Reproduce every line of the material below exactly. No pictures belong in the copy.

---------------

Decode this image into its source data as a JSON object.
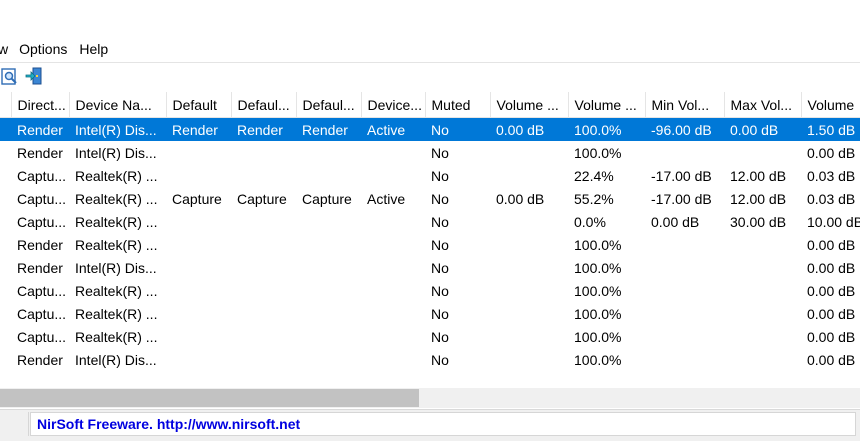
{
  "menu": {
    "items": [
      "w",
      "Options",
      "Help"
    ]
  },
  "toolbar": {
    "icons": [
      "properties-icon",
      "export-icon"
    ]
  },
  "table": {
    "columns": [
      "",
      "Direct...",
      "Device Na...",
      "Default",
      "Defaul...",
      "Defaul...",
      "Device...",
      "Muted",
      "Volume ...",
      "Volume ...",
      "Min Vol...",
      "Max Vol...",
      "Volume"
    ],
    "rows": [
      [
        "",
        "Render",
        "Intel(R) Dis...",
        "Render",
        "Render",
        "Render",
        "Active",
        "No",
        "0.00 dB",
        "100.0%",
        "-96.00 dB",
        "0.00 dB",
        "1.50 dB"
      ],
      [
        "",
        "Render",
        "Intel(R) Dis...",
        "",
        "",
        "",
        "",
        "No",
        "",
        "100.0%",
        "",
        "",
        "0.00 dB"
      ],
      [
        "",
        "Captu...",
        "Realtek(R) ...",
        "",
        "",
        "",
        "",
        "No",
        "",
        "22.4%",
        "-17.00 dB",
        "12.00 dB",
        "0.03 dB"
      ],
      [
        "",
        "Captu...",
        "Realtek(R) ...",
        "Capture",
        "Capture",
        "Capture",
        "Active",
        "No",
        "0.00 dB",
        "55.2%",
        "-17.00 dB",
        "12.00 dB",
        "0.03 dB"
      ],
      [
        "",
        "Captu...",
        "Realtek(R) ...",
        "",
        "",
        "",
        "",
        "No",
        "",
        "0.0%",
        "0.00 dB",
        "30.00 dB",
        "10.00 dB"
      ],
      [
        "",
        "Render",
        "Realtek(R) ...",
        "",
        "",
        "",
        "",
        "No",
        "",
        "100.0%",
        "",
        "",
        "0.00 dB"
      ],
      [
        "",
        "Render",
        "Intel(R) Dis...",
        "",
        "",
        "",
        "",
        "No",
        "",
        "100.0%",
        "",
        "",
        "0.00 dB"
      ],
      [
        "",
        "Captu...",
        "Realtek(R) ...",
        "",
        "",
        "",
        "",
        "No",
        "",
        "100.0%",
        "",
        "",
        "0.00 dB"
      ],
      [
        "",
        "Captu...",
        "Realtek(R) ...",
        "",
        "",
        "",
        "",
        "No",
        "",
        "100.0%",
        "",
        "",
        "0.00 dB"
      ],
      [
        "",
        "Captu...",
        "Realtek(R) ...",
        "",
        "",
        "",
        "",
        "No",
        "",
        "100.0%",
        "",
        "",
        "0.00 dB"
      ],
      [
        "",
        "Render",
        "Intel(R) Dis...",
        "",
        "",
        "",
        "",
        "No",
        "",
        "100.0%",
        "",
        "",
        "0.00 dB"
      ]
    ],
    "selected_row": 0
  },
  "status": {
    "text": "NirSoft Freeware.  http://www.nirsoft.net"
  },
  "colors": {
    "selection": "#0078d7",
    "link": "#0000e0"
  }
}
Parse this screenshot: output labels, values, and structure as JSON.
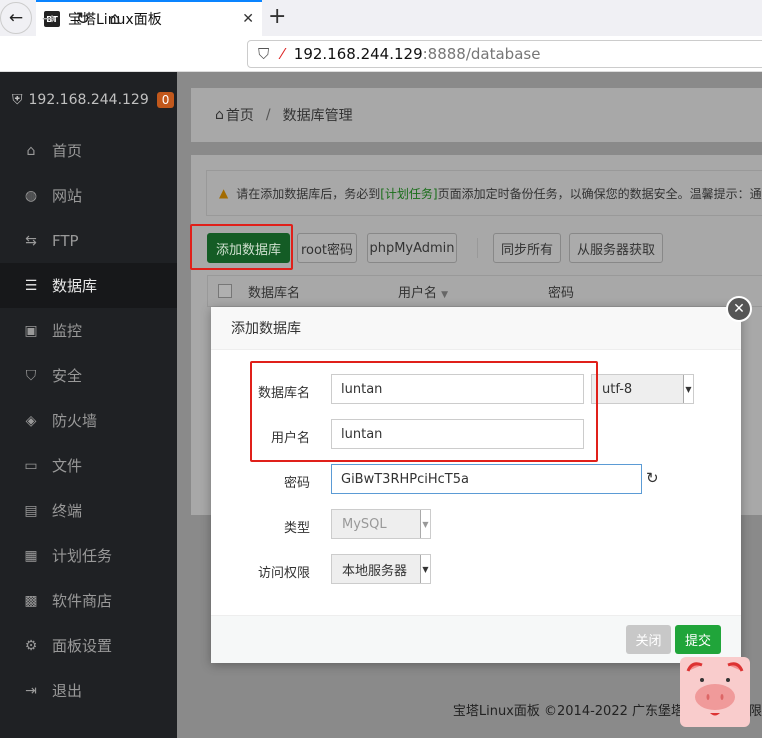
{
  "browser": {
    "tab_title": "宝塔Linux面板",
    "tab_favicon": "BT",
    "url_host": "192.168.244.129",
    "url_rest": ":8888/database"
  },
  "sidebar": {
    "server": "192.168.244.129",
    "badge": "0",
    "items": [
      {
        "label": "首页",
        "icon": "home-icon"
      },
      {
        "label": "网站",
        "icon": "globe-icon"
      },
      {
        "label": "FTP",
        "icon": "ftp-icon"
      },
      {
        "label": "数据库",
        "icon": "database-icon",
        "active": true
      },
      {
        "label": "监控",
        "icon": "monitor-icon"
      },
      {
        "label": "安全",
        "icon": "shield-icon"
      },
      {
        "label": "防火墙",
        "icon": "firewall-icon"
      },
      {
        "label": "文件",
        "icon": "folder-icon"
      },
      {
        "label": "终端",
        "icon": "terminal-icon"
      },
      {
        "label": "计划任务",
        "icon": "calendar-icon"
      },
      {
        "label": "软件商店",
        "icon": "grid-icon"
      },
      {
        "label": "面板设置",
        "icon": "gear-icon"
      },
      {
        "label": "退出",
        "icon": "logout-icon"
      }
    ]
  },
  "breadcrumb": {
    "home": "首页",
    "sep": "/",
    "current": "数据库管理"
  },
  "notice": {
    "pre": "请在添加数据库后，务必到",
    "link": "[计划任务]",
    "post": "页面添加定时备份任务，以确保您的数据安全。温馨提示：通"
  },
  "toolbar": {
    "add": "添加数据库",
    "root": "root密码",
    "pma": "phpMyAdmin",
    "sync": "同步所有",
    "fetch": "从服务器获取"
  },
  "table": {
    "headers": [
      "数据库名",
      "用户名",
      "密码"
    ]
  },
  "dialog": {
    "title": "添加数据库",
    "fields": {
      "dbname_label": "数据库名",
      "dbname": "luntan",
      "charset": "utf-8",
      "user_label": "用户名",
      "user": "luntan",
      "pass_label": "密码",
      "pass": "GiBwT3RHPciHcT5a",
      "type_label": "类型",
      "type": "MySQL",
      "access_label": "访问权限",
      "access": "本地服务器"
    },
    "close": "关闭",
    "submit": "提交"
  },
  "footer": "宝塔Linux面板 ©2014-2022 广东堡塔安全技术有限",
  "colors": {
    "accent": "#20a53a",
    "alert": "#e0201a",
    "badge": "#c1581c"
  }
}
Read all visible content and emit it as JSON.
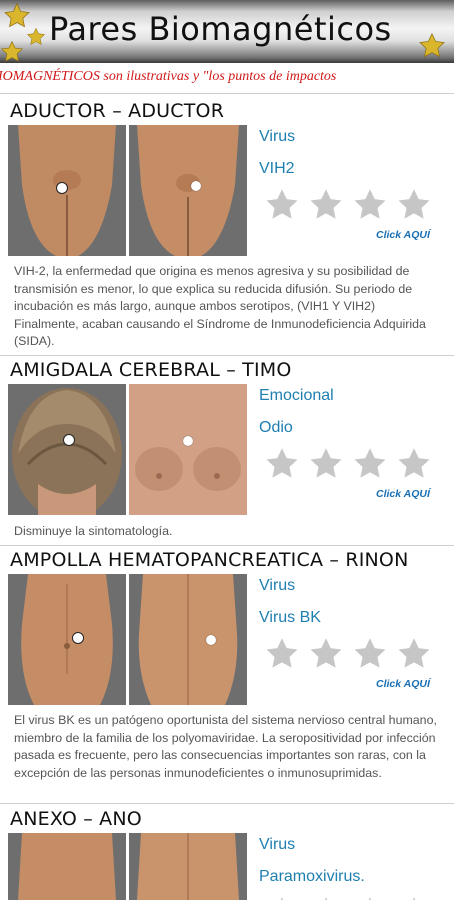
{
  "header": {
    "title": "Pares Biomagnéticos"
  },
  "marquee": {
    "text": "IOMAGNÉTICOS son ilustrativas y \"los puntos de impactos"
  },
  "cards": [
    {
      "title": "ADUCTOR – ADUCTOR",
      "tag1": "Virus",
      "tag2": "VIH2",
      "rating": 0,
      "click_label": "Click AQUÍ",
      "description": "VIH-2, la enfermedad que origina es menos agresiva y su posibilidad de transmisión es menor, lo que explica su reducida difusión. Su periodo de incubación es más largo, aunque ambos serotipos, (VIH1 Y VIH2) Finalmente, acaban causando el Síndrome de Inmunodeficiencia Adquirida (SIDA)."
    },
    {
      "title": "AMIGDALA CEREBRAL – TIMO",
      "tag1": "Emocional",
      "tag2": "Odio",
      "rating": 0,
      "click_label": "Click AQUÍ",
      "description": "Disminuye la sintomatología."
    },
    {
      "title": "AMPOLLA HEMATOPANCREATICA – RINON",
      "tag1": "Virus",
      "tag2": "Virus BK",
      "rating": 0,
      "click_label": "Click AQUÍ",
      "description": "El virus BK es un patógeno oportunista del sistema nervioso central humano, miembro de la familia de los polyomaviridae. La seropositividad por infección pasada es frecuente, pero las consecuencias importantes son raras, con la excepción de las personas inmunodeficientes o inmunosuprimidas."
    },
    {
      "title": "ANEXO – ANO",
      "tag1": "Virus",
      "tag2": "Paramoxivirus."
    }
  ],
  "icons": {
    "rating_star": "star-icon",
    "header_star": "gold-star-icon",
    "body_point": "impact-point-icon"
  },
  "colors": {
    "link_blue": "#1f7fb0",
    "marquee_red": "#d01818",
    "star_grey": "#c6c6c6",
    "star_gold": "#d9b62b"
  }
}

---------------

*EXPECTED ANSWER:*
Decode this image into its source data as a JSON object.
{
  "menu": {
    "items": [
      "w",
      "Options",
      "Help"
    ]
  },
  "toolbar": {
    "icons": [
      "properties-icon",
      "export-icon"
    ]
  },
  "table": {
    "columns": [
      "",
      "Direct...",
      "Device Na...",
      "Default",
      "Defaul...",
      "Defaul...",
      "Device...",
      "Muted",
      "Volume ...",
      "Volume ...",
      "Min Vol...",
      "Max Vol...",
      "Volume"
    ],
    "rows": [
      [
        "",
        "Render",
        "Intel(R) Dis...",
        "Render",
        "Render",
        "Render",
        "Active",
        "No",
        "0.00 dB",
        "100.0%",
        "-96.00 dB",
        "0.00 dB",
        "1.50 dB"
      ],
      [
        "",
        "Render",
        "Intel(R) Dis...",
        "",
        "",
        "",
        "",
        "No",
        "",
        "100.0%",
        "",
        "",
        "0.00 dB"
      ],
      [
        "",
        "Captu...",
        "Realtek(R) ...",
        "",
        "",
        "",
        "",
        "No",
        "",
        "22.4%",
        "-17.00 dB",
        "12.00 dB",
        "0.03 dB"
      ],
      [
        "",
        "Captu...",
        "Realtek(R) ...",
        "Capture",
        "Capture",
        "Capture",
        "Active",
        "No",
        "0.00 dB",
        "55.2%",
        "-17.00 dB",
        "12.00 dB",
        "0.03 dB"
      ],
      [
        "",
        "Captu...",
        "Realtek(R) ...",
        "",
        "",
        "",
        "",
        "No",
        "",
        "0.0%",
        "0.00 dB",
        "30.00 dB",
        "10.00 dB"
      ],
      [
        "",
        "Render",
        "Realtek(R) ...",
        "",
        "",
        "",
        "",
        "No",
        "",
        "100.0%",
        "",
        "",
        "0.00 dB"
      ],
      [
        "",
        "Render",
        "Intel(R) Dis...",
        "",
        "",
        "",
        "",
        "No",
        "",
        "100.0%",
        "",
        "",
        "0.00 dB"
      ],
      [
        "",
        "Captu...",
        "Realtek(R) ...",
        "",
        "",
        "",
        "",
        "No",
        "",
        "100.0%",
        "",
        "",
        "0.00 dB"
      ],
      [
        "",
        "Captu...",
        "Realtek(R) ...",
        "",
        "",
        "",
        "",
        "No",
        "",
        "100.0%",
        "",
        "",
        "0.00 dB"
      ],
      [
        "",
        "Captu...",
        "Realtek(R) ...",
        "",
        "",
        "",
        "",
        "No",
        "",
        "100.0%",
        "",
        "",
        "0.00 dB"
      ],
      [
        "",
        "Render",
        "Intel(R) Dis...",
        "",
        "",
        "",
        "",
        "No",
        "",
        "100.0%",
        "",
        "",
        "0.00 dB"
      ]
    ],
    "selected_row": 0
  },
  "status": {
    "text": "NirSoft Freeware.  http://www.nirsoft.net"
  },
  "colors": {
    "selection": "#0078d7",
    "link": "#0000e0"
  }
}
Parse this screenshot: output labels, values, and structure as JSON.
{
  "browser": {
    "tab_title": "宝塔Linux面板",
    "tab_favicon": "BT",
    "url_host": "192.168.244.129",
    "url_rest": ":8888/database"
  },
  "sidebar": {
    "server": "192.168.244.129",
    "badge": "0",
    "items": [
      {
        "label": "首页",
        "icon": "home-icon"
      },
      {
        "label": "网站",
        "icon": "globe-icon"
      },
      {
        "label": "FTP",
        "icon": "ftp-icon"
      },
      {
        "label": "数据库",
        "icon": "database-icon",
        "active": true
      },
      {
        "label": "监控",
        "icon": "monitor-icon"
      },
      {
        "label": "安全",
        "icon": "shield-icon"
      },
      {
        "label": "防火墙",
        "icon": "firewall-icon"
      },
      {
        "label": "文件",
        "icon": "folder-icon"
      },
      {
        "label": "终端",
        "icon": "terminal-icon"
      },
      {
        "label": "计划任务",
        "icon": "calendar-icon"
      },
      {
        "label": "软件商店",
        "icon": "grid-icon"
      },
      {
        "label": "面板设置",
        "icon": "gear-icon"
      },
      {
        "label": "退出",
        "icon": "logout-icon"
      }
    ]
  },
  "breadcrumb": {
    "home": "首页",
    "sep": "/",
    "current": "数据库管理"
  },
  "notice": {
    "pre": "请在添加数据库后，务必到",
    "link": "[计划任务]",
    "post": "页面添加定时备份任务，以确保您的数据安全。温馨提示：通"
  },
  "toolbar": {
    "add": "添加数据库",
    "root": "root密码",
    "pma": "phpMyAdmin",
    "sync": "同步所有",
    "fetch": "从服务器获取"
  },
  "table": {
    "headers": [
      "数据库名",
      "用户名",
      "密码"
    ]
  },
  "dialog": {
    "title": "添加数据库",
    "fields": {
      "dbname_label": "数据库名",
      "dbname": "luntan",
      "charset": "utf-8",
      "user_label": "用户名",
      "user": "luntan",
      "pass_label": "密码",
      "pass": "GiBwT3RHPciHcT5a",
      "type_label": "类型",
      "type": "MySQL",
      "access_label": "访问权限",
      "access": "本地服务器"
    },
    "close": "关闭",
    "submit": "提交"
  },
  "footer": "宝塔Linux面板 ©2014-2022 广东堡塔安全技术有限",
  "colors": {
    "accent": "#20a53a",
    "alert": "#e0201a",
    "badge": "#c1581c"
  }
}
Read all visible content and emit it as JSON.
{
  "header": {
    "title": "Pares Biomagnéticos"
  },
  "marquee": {
    "text": "IOMAGNÉTICOS son ilustrativas y \"los puntos de impactos"
  },
  "cards": [
    {
      "title": "ADUCTOR – ADUCTOR",
      "tag1": "Virus",
      "tag2": "VIH2",
      "rating": 0,
      "click_label": "Click AQUÍ",
      "description": "VIH-2, la enfermedad que origina es menos agresiva y su posibilidad de transmisión es menor, lo que explica su reducida difusión. Su periodo de incubación es más largo, aunque ambos serotipos, (VIH1 Y VIH2) Finalmente, acaban causando el Síndrome de Inmunodeficiencia Adquirida (SIDA)."
    },
    {
      "title": "AMIGDALA CEREBRAL – TIMO",
      "tag1": "Emocional",
      "tag2": "Odio",
      "rating": 0,
      "click_label": "Click AQUÍ",
      "description": "Disminuye la sintomatología."
    },
    {
      "title": "AMPOLLA HEMATOPANCREATICA – RINON",
      "tag1": "Virus",
      "tag2": "Virus BK",
      "rating": 0,
      "click_label": "Click AQUÍ",
      "description": "El virus BK es un patógeno oportunista del sistema nervioso central humano, miembro de la familia de los polyomaviridae. La seropositividad por infección pasada es frecuente, pero las consecuencias importantes son raras, con la excepción de las personas inmunodeficientes o inmunosuprimidas."
    },
    {
      "title": "ANEXO – ANO",
      "tag1": "Virus",
      "tag2": "Paramoxivirus."
    }
  ],
  "icons": {
    "rating_star": "star-icon",
    "header_star": "gold-star-icon",
    "body_point": "impact-point-icon"
  },
  "colors": {
    "link_blue": "#1f7fb0",
    "marquee_red": "#d01818",
    "star_grey": "#c6c6c6",
    "star_gold": "#d9b62b"
  }
}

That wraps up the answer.